Mudder Toughens Up to Help Teen Fight Cancer
Long Valley's Larry Borst will take on 24-hour physical challenge, raise funds for Glenn Lightner.
Editor's Note: This article originally ran Oct. 17. Laurence Borst will be competing in the Tough Mudder competition Nov. 17 and is still fundraising for Glenn Lightner.
He lifts things up and puts them down.
Well, it’s more than that. He actually lifts himself over obstacles, through mud and between dangling electroshock wires while running miles on end.
Essentially, Larry Borst is one tough mudder.
He’s so tough that he’s taking on an invitation-only, 24-hour physical challenge, the World’s Toughest Mudder, scheduled for Nov. 17 and 18 at Raceway Park in Englishtown, New Jersey.
It’s a challenge Borst is looking forward to and has been training religiously for–each day and two night sessions per week. But there’s more to this challenge than the previous three Tough Mudders he’s conquered, the most recent of which qualified him for the November event.
Borst, a Long Valley-lifer whose grandparents once owned farmland on Zellers Road, is modest and soft-spoken. Just like the young man he’s raising funds for and hoping to aid in a journey to cure cancer.
“When I heard about Glenn Lightner and what he was going through,” Borst said, “I knew we just had to do something.”
As he works full time, raises three children with his wife, Kristy, and trains incessantly for the upcoming challenge, Borst has added fundraising to his to-do list in conjunction with the Tough Mudder.
The competition will test contestants’ mental, physical, and emotional limits. Just some of the many reasons why Borst has been training in the dark of night.
“When I came home from a dinner meeting the other night,” Larry’s wife, Kristy said, “it was 9:30 and he was wearing shorts and sneakers. He went down to the high school track and ran a half marathon, came home and went to bed.”
Borst will attest, though, whatever he’s going through is nothing compared to what Lightner has faced since being diagnosed with brain cancer in 2007.
“I felt like, if I was going to raise money while doing this, I wanted to give directly to someone who needed it,” Borst said, as he played with his second son, Jake, one half of the family’s two and-a-half year-old twins. “With what happened to Jake, it really struck a chord.”
When Kristy went into labor with the twins, the process required an emergency cesarean section. When Jake was removed, doctors said he was full of fluids, Kristy Borst said, and was in the Neonatal Intensive Care Unit for two weeks.

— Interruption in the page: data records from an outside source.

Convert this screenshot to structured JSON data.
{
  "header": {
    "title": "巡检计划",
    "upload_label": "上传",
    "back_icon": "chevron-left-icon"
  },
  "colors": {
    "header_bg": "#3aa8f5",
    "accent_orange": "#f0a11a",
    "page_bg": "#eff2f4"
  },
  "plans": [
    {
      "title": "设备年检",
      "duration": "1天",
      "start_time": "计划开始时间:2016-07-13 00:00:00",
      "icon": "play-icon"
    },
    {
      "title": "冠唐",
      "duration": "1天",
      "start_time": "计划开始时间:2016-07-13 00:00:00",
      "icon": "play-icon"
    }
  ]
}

“That was hard for us,” Kristy Borst said. “So I can’t even imagine what (the Lightners) are going through. I feel like, like it’s your obligation as a citizen to do something to help. I feel like you’re supposed to do something with your life–not just watch what’s going on.”
Borst has been able to raise and garner pledges in the amount of $2,000 thus far, all benefitting the Lightner family. Donations can be pledged either in one-time shots or pledge a specific amount per lap that Borst completes during the challenge.
In the World’s Toughest Mudder challenge, there is no set amount of laps to complete, as there are in the regular competitions. Those who remain on the course and continue conquering obstacles at the end of the 24-hour mark will be considered finishers, Borst said.
Dinnertime ends and he heads to his backyard and begins to set up for his night session workout. He takes the sledgehammer he’ll use to pound monster truck tires out of the garage and unravels a thick, heavy rope he’ll use to build upper body strength.
Jake squeals with excitement from the garage while his daddy turns on the floodlight and organizes his homemade obstacles. Borst gets to work and doesn’t show any fear, focusing on the journey ahead of him.
Just like the brave young man he’s trying desperately to help.
To donate online, click here. See the attached PDF file for other donation information. For more information about Glenn Lightner and his journey to fight cancer, go here.